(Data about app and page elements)
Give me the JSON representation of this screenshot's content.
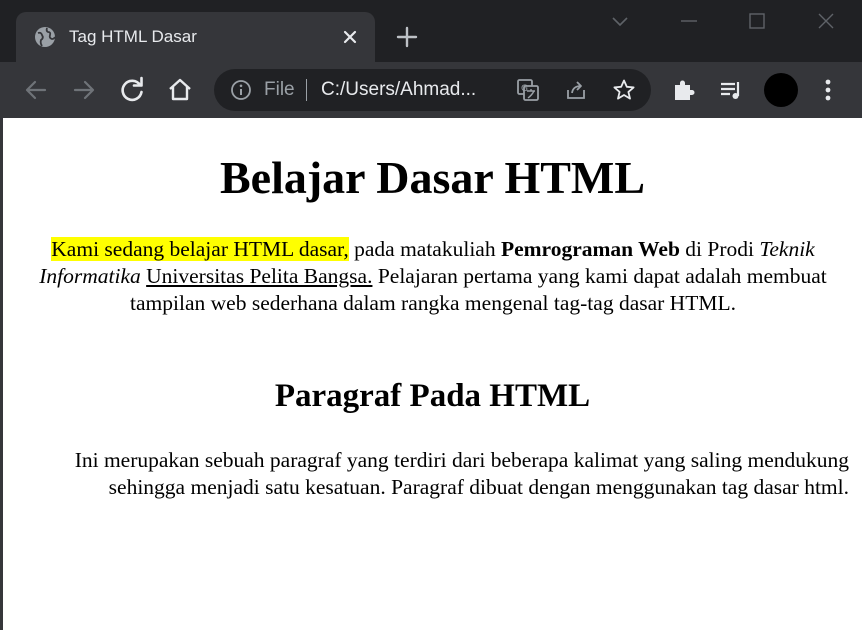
{
  "browser": {
    "tab": {
      "title": "Tag HTML Dasar",
      "icon": "globe-icon"
    },
    "address_bar": {
      "scheme_label": "File",
      "url": "C:/Users/Ahmad..."
    },
    "colors": {
      "frame": "#202124",
      "toolbar": "#35363a",
      "text": "#e8eaed",
      "muted": "#9aa0a6"
    }
  },
  "page": {
    "heading": "Belajar Dasar HTML",
    "paragraph1": {
      "highlighted": "Kami sedang belajar HTML dasar,",
      "text1": " pada matakuliah ",
      "bold": "Pemrograman Web",
      "text2": " di Prodi ",
      "italic": "Teknik Informatika",
      "text3": " ",
      "underline": "Universitas Pelita Bangsa.",
      "text4": " Pelajaran pertama yang kami dapat adalah membuat tampilan web sederhana dalam rangka mengenal tag-tag dasar HTML."
    },
    "subheading": "Paragraf Pada HTML",
    "paragraph2": "Ini merupakan sebuah paragraf yang terdiri dari beberapa kalimat yang saling mendukung sehingga menjadi satu kesatuan. Paragraf dibuat dengan menggunakan tag dasar html.",
    "colors": {
      "highlight": "#ffff00",
      "background": "#ffffff"
    }
  }
}
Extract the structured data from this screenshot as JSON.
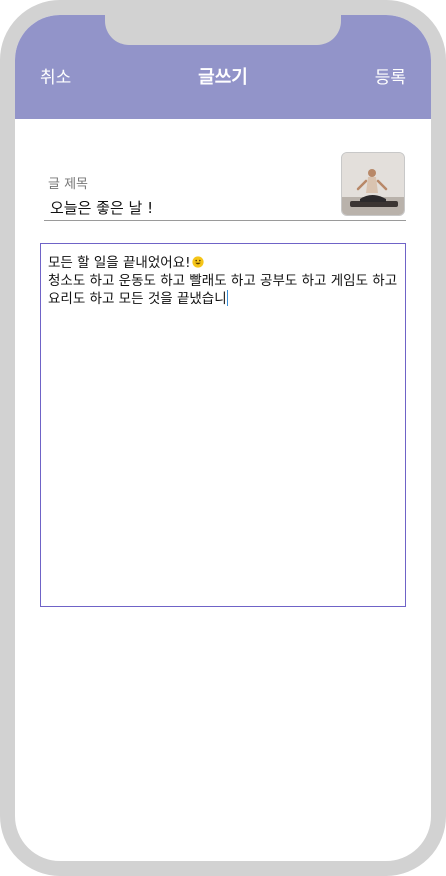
{
  "header": {
    "cancel_label": "취소",
    "title": "글쓰기",
    "submit_label": "등록"
  },
  "form": {
    "title_label": "글 제목",
    "title_value": "오늘은 좋은 날 !",
    "body_line1": "모든 할 일을 끝내었어요!",
    "body_rest": "청소도 하고 운동도 하고 빨래도 하고 공부도 하고 게임도 하고 요리도 하고 모든 것을 끝냈습니",
    "emoji_icon": "grinning-face-emoji",
    "thumbnail_icon": "yoga-photo"
  },
  "colors": {
    "header_bg": "#9294c9",
    "frame": "#d2d2d2",
    "textarea_border": "#6f63c7"
  }
}
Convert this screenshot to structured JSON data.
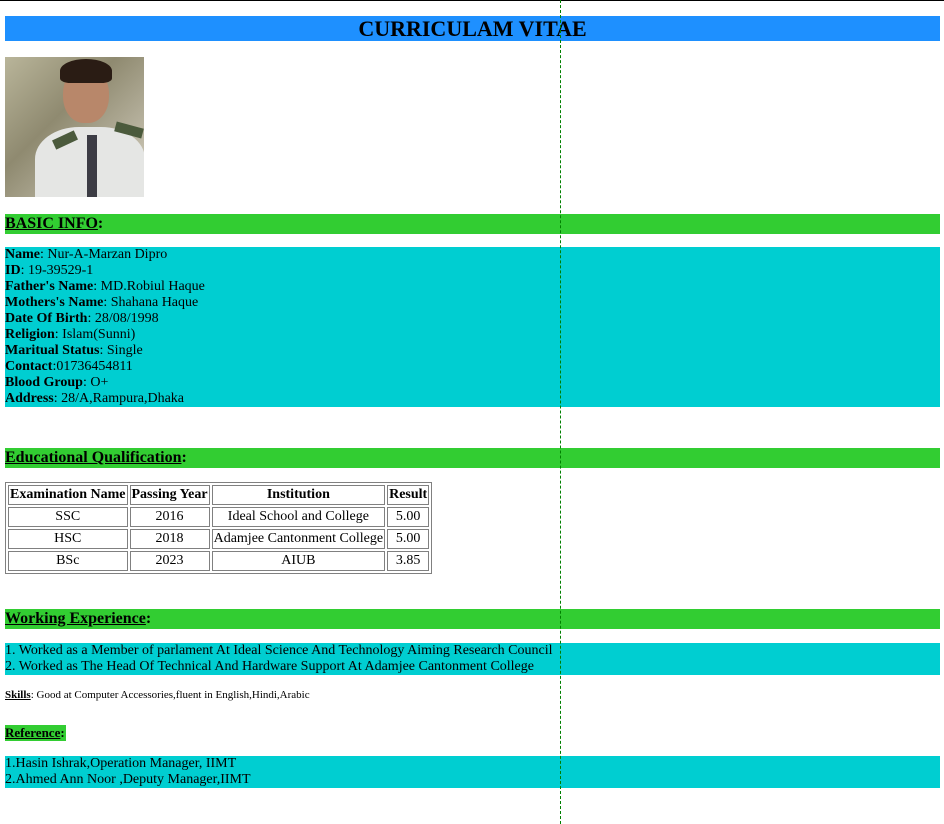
{
  "header": {
    "title": "CURRICULAM VITAE"
  },
  "basic_info": {
    "heading": "BASIC INFO",
    "fields": [
      {
        "label": "Name",
        "value": ": Nur-A-Marzan Dipro"
      },
      {
        "label": "ID",
        "value": ": 19-39529-1"
      },
      {
        "label": "Father's Name",
        "value": ": MD.Robiul Haque"
      },
      {
        "label": "Mothers's Name",
        "value": ": Shahana Haque"
      },
      {
        "label": "Date Of Birth",
        "value": ": 28/08/1998"
      },
      {
        "label": "Religion",
        "value": ": Islam(Sunni)"
      },
      {
        "label": "Maritual Status",
        "value": ": Single"
      },
      {
        "label": "Contact",
        "value": ":01736454811"
      },
      {
        "label": "Blood Group",
        "value": ": O+"
      },
      {
        "label": "Address",
        "value": ": 28/A,Rampura,Dhaka"
      }
    ]
  },
  "education": {
    "heading": "Educational Qualification",
    "columns": [
      "Examination Name",
      "Passing Year",
      "Institution",
      "Result"
    ],
    "rows": [
      [
        "SSC",
        "2016",
        "Ideal School and College",
        "5.00"
      ],
      [
        "HSC",
        "2018",
        "Adamjee Cantonment College",
        "5.00"
      ],
      [
        "BSc",
        "2023",
        "AIUB",
        "3.85"
      ]
    ]
  },
  "experience": {
    "heading": "Working Experience",
    "items": [
      "1. Worked as a Member of parlament At Ideal Science And Technology Aiming Research Council",
      "2. Worked as The Head Of Technical And Hardware Support At Adamjee Cantonment College"
    ]
  },
  "skills": {
    "label": "Skills",
    "value": ": Good at Computer Accessories,fluent in English,Hindi,Arabic"
  },
  "reference": {
    "heading": "Reference",
    "items": [
      "1.Hasin Ishrak,Operation Manager, IIMT",
      "2.Ahmed Ann Noor ,Deputy Manager,IIMT"
    ]
  },
  "colors": {
    "title_bar": "#1e90ff",
    "section_head": "#32cd32",
    "info_block": "#00ced1"
  }
}
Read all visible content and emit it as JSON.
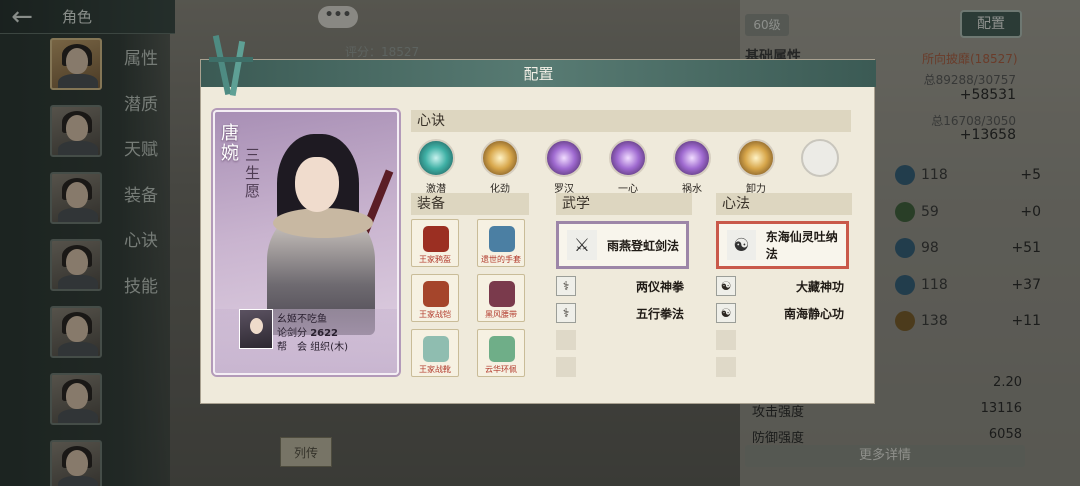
{
  "top_bar": {
    "title": "角色",
    "back_icon": "back-arrow-icon"
  },
  "nav_menu": [
    "属性",
    "潜质",
    "天赋",
    "装备",
    "心诀",
    "技能"
  ],
  "background": {
    "score_label": "评分：18527",
    "level_badge": "60级",
    "config_button": "配置",
    "basic_attr_heading": "基础属性",
    "faction_text": "所向披靡(18527)",
    "totals": [
      {
        "label": "总89288/30757",
        "big": "+58531"
      },
      {
        "label": "总16708/3050",
        "big": "+13658"
      }
    ],
    "stat_rows": [
      {
        "value": "118",
        "bonus": "+5"
      },
      {
        "value": "59",
        "bonus": "+0"
      },
      {
        "value": "98",
        "bonus": "+51"
      },
      {
        "value": "118",
        "bonus": "+37"
      },
      {
        "value": "138",
        "bonus": "+11"
      }
    ],
    "bottom_stats": [
      {
        "label": "",
        "value": "2.20"
      },
      {
        "label": "攻击强度",
        "value": "13116"
      },
      {
        "label": "防御强度",
        "value": "6058"
      }
    ],
    "more_details": "更多详情",
    "lie_button": "列传"
  },
  "modal": {
    "title": "配置",
    "card": {
      "name": "唐婉",
      "subtitle": "三生愿",
      "player_name": "幺姬不吃鱼",
      "sword_score_label": "论剑分",
      "sword_score": "2622",
      "guild_label": "帮　会",
      "guild_name": "组织(木)"
    },
    "xinjue": {
      "title": "心诀",
      "items": [
        {
          "label": "激潜",
          "style": "teal"
        },
        {
          "label": "化劲",
          "style": "gold"
        },
        {
          "label": "罗汉",
          "style": "purp"
        },
        {
          "label": "一心",
          "style": "purp"
        },
        {
          "label": "祸水",
          "style": "purp"
        },
        {
          "label": "卸力",
          "style": "gold"
        },
        {
          "label": "",
          "style": "empty"
        }
      ]
    },
    "equipment": {
      "title": "装备",
      "items": [
        {
          "label": "王家鸦盔",
          "color": "#9b2f22"
        },
        {
          "label": "遗世的手套",
          "color": "#4b7fa3"
        },
        {
          "label": "王家战铠",
          "color": "#a5452b"
        },
        {
          "label": "黑风腰带",
          "color": "#7a3a4c"
        },
        {
          "label": "王家战靴",
          "color": "#8fbdb0"
        },
        {
          "label": "云华环佩",
          "color": "#6fae88"
        }
      ]
    },
    "wuxue": {
      "title": "武学",
      "main": "雨燕登虹剑法",
      "subs": [
        "两仪神拳",
        "五行拳法"
      ]
    },
    "xinfa": {
      "title": "心法",
      "main": "东海仙灵吐纳法",
      "subs": [
        "大藏神功",
        "南海静心功"
      ]
    }
  }
}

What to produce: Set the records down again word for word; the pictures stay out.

Answer to this exercise:
Give me the JSON representation of this screenshot's content.
{
  "browser": {
    "tab": {
      "title": "Tag HTML Dasar",
      "icon": "globe-icon"
    },
    "address_bar": {
      "scheme_label": "File",
      "url": "C:/Users/Ahmad..."
    },
    "colors": {
      "frame": "#202124",
      "toolbar": "#35363a",
      "text": "#e8eaed",
      "muted": "#9aa0a6"
    }
  },
  "page": {
    "heading": "Belajar Dasar HTML",
    "paragraph1": {
      "highlighted": "Kami sedang belajar HTML dasar,",
      "text1": " pada matakuliah ",
      "bold": "Pemrograman Web",
      "text2": " di Prodi ",
      "italic": "Teknik Informatika",
      "text3": " ",
      "underline": "Universitas Pelita Bangsa.",
      "text4": " Pelajaran pertama yang kami dapat adalah membuat tampilan web sederhana dalam rangka mengenal tag-tag dasar HTML."
    },
    "subheading": "Paragraf Pada HTML",
    "paragraph2": "Ini merupakan sebuah paragraf yang terdiri dari beberapa kalimat yang saling mendukung sehingga menjadi satu kesatuan. Paragraf dibuat dengan menggunakan tag dasar html.",
    "colors": {
      "highlight": "#ffff00",
      "background": "#ffffff"
    }
  }
}
Extract the structured data from this screenshot as JSON.
{
  "header": {
    "cancel_label": "취소",
    "title": "글쓰기",
    "submit_label": "등록"
  },
  "form": {
    "title_label": "글 제목",
    "title_value": "오늘은 좋은 날 !",
    "body_line1": "모든 할 일을 끝내었어요!",
    "body_rest": "청소도 하고 운동도 하고 빨래도 하고 공부도 하고 게임도 하고 요리도 하고 모든 것을 끝냈습니",
    "emoji_icon": "grinning-face-emoji",
    "thumbnail_icon": "yoga-photo"
  },
  "colors": {
    "header_bg": "#9294c9",
    "frame": "#d2d2d2",
    "textarea_border": "#6f63c7"
  }
}
Convert this screenshot to structured JSON data.
{
  "header": {
    "title": "CURRICULAM VITAE"
  },
  "basic_info": {
    "heading": "BASIC INFO",
    "fields": [
      {
        "label": "Name",
        "value": ": Nur-A-Marzan Dipro"
      },
      {
        "label": "ID",
        "value": ": 19-39529-1"
      },
      {
        "label": "Father's Name",
        "value": ": MD.Robiul Haque"
      },
      {
        "label": "Mothers's Name",
        "value": ": Shahana Haque"
      },
      {
        "label": "Date Of Birth",
        "value": ": 28/08/1998"
      },
      {
        "label": "Religion",
        "value": ": Islam(Sunni)"
      },
      {
        "label": "Maritual Status",
        "value": ": Single"
      },
      {
        "label": "Contact",
        "value": ":01736454811"
      },
      {
        "label": "Blood Group",
        "value": ": O+"
      },
      {
        "label": "Address",
        "value": ": 28/A,Rampura,Dhaka"
      }
    ]
  },
  "education": {
    "heading": "Educational Qualification",
    "columns": [
      "Examination Name",
      "Passing Year",
      "Institution",
      "Result"
    ],
    "rows": [
      [
        "SSC",
        "2016",
        "Ideal School and College",
        "5.00"
      ],
      [
        "HSC",
        "2018",
        "Adamjee Cantonment College",
        "5.00"
      ],
      [
        "BSc",
        "2023",
        "AIUB",
        "3.85"
      ]
    ]
  },
  "experience": {
    "heading": "Working Experience",
    "items": [
      "1. Worked as a Member of parlament At Ideal Science And Technology Aiming Research Council",
      "2. Worked as The Head Of Technical And Hardware Support At Adamjee Cantonment College"
    ]
  },
  "skills": {
    "label": "Skills",
    "value": ": Good at Computer Accessories,fluent in English,Hindi,Arabic"
  },
  "reference": {
    "heading": "Reference",
    "items": [
      "1.Hasin Ishrak,Operation Manager, IIMT",
      "2.Ahmed Ann Noor ,Deputy Manager,IIMT"
    ]
  },
  "colors": {
    "title_bar": "#1e90ff",
    "section_head": "#32cd32",
    "info_block": "#00ced1"
  }
}
Read all visible content and emit it as JSON.
{
  "top_bar": {
    "title": "角色",
    "back_icon": "back-arrow-icon"
  },
  "nav_menu": [
    "属性",
    "潜质",
    "天赋",
    "装备",
    "心诀",
    "技能"
  ],
  "background": {
    "score_label": "评分：18527",
    "level_badge": "60级",
    "config_button": "配置",
    "basic_attr_heading": "基础属性",
    "faction_text": "所向披靡(18527)",
    "totals": [
      {
        "label": "总89288/30757",
        "big": "+58531"
      },
      {
        "label": "总16708/3050",
        "big": "+13658"
      }
    ],
    "stat_rows": [
      {
        "value": "118",
        "bonus": "+5"
      },
      {
        "value": "59",
        "bonus": "+0"
      },
      {
        "value": "98",
        "bonus": "+51"
      },
      {
        "value": "118",
        "bonus": "+37"
      },
      {
        "value": "138",
        "bonus": "+11"
      }
    ],
    "bottom_stats": [
      {
        "label": "",
        "value": "2.20"
      },
      {
        "label": "攻击强度",
        "value": "13116"
      },
      {
        "label": "防御强度",
        "value": "6058"
      }
    ],
    "more_details": "更多详情",
    "lie_button": "列传"
  },
  "modal": {
    "title": "配置",
    "card": {
      "name": "唐婉",
      "subtitle": "三生愿",
      "player_name": "幺姬不吃鱼",
      "sword_score_label": "论剑分",
      "sword_score": "2622",
      "guild_label": "帮　会",
      "guild_name": "组织(木)"
    },
    "xinjue": {
      "title": "心诀",
      "items": [
        {
          "label": "激潜",
          "style": "teal"
        },
        {
          "label": "化劲",
          "style": "gold"
        },
        {
          "label": "罗汉",
          "style": "purp"
        },
        {
          "label": "一心",
          "style": "purp"
        },
        {
          "label": "祸水",
          "style": "purp"
        },
        {
          "label": "卸力",
          "style": "gold"
        },
        {
          "label": "",
          "style": "empty"
        }
      ]
    },
    "equipment": {
      "title": "装备",
      "items": [
        {
          "label": "王家鸦盔",
          "color": "#9b2f22"
        },
        {
          "label": "遗世的手套",
          "color": "#4b7fa3"
        },
        {
          "label": "王家战铠",
          "color": "#a5452b"
        },
        {
          "label": "黑风腰带",
          "color": "#7a3a4c"
        },
        {
          "label": "王家战靴",
          "color": "#8fbdb0"
        },
        {
          "label": "云华环佩",
          "color": "#6fae88"
        }
      ]
    },
    "wuxue": {
      "title": "武学",
      "main": "雨燕登虹剑法",
      "subs": [
        "两仪神拳",
        "五行拳法"
      ]
    },
    "xinfa": {
      "title": "心法",
      "main": "东海仙灵吐纳法",
      "subs": [
        "大藏神功",
        "南海静心功"
      ]
    }
  }
}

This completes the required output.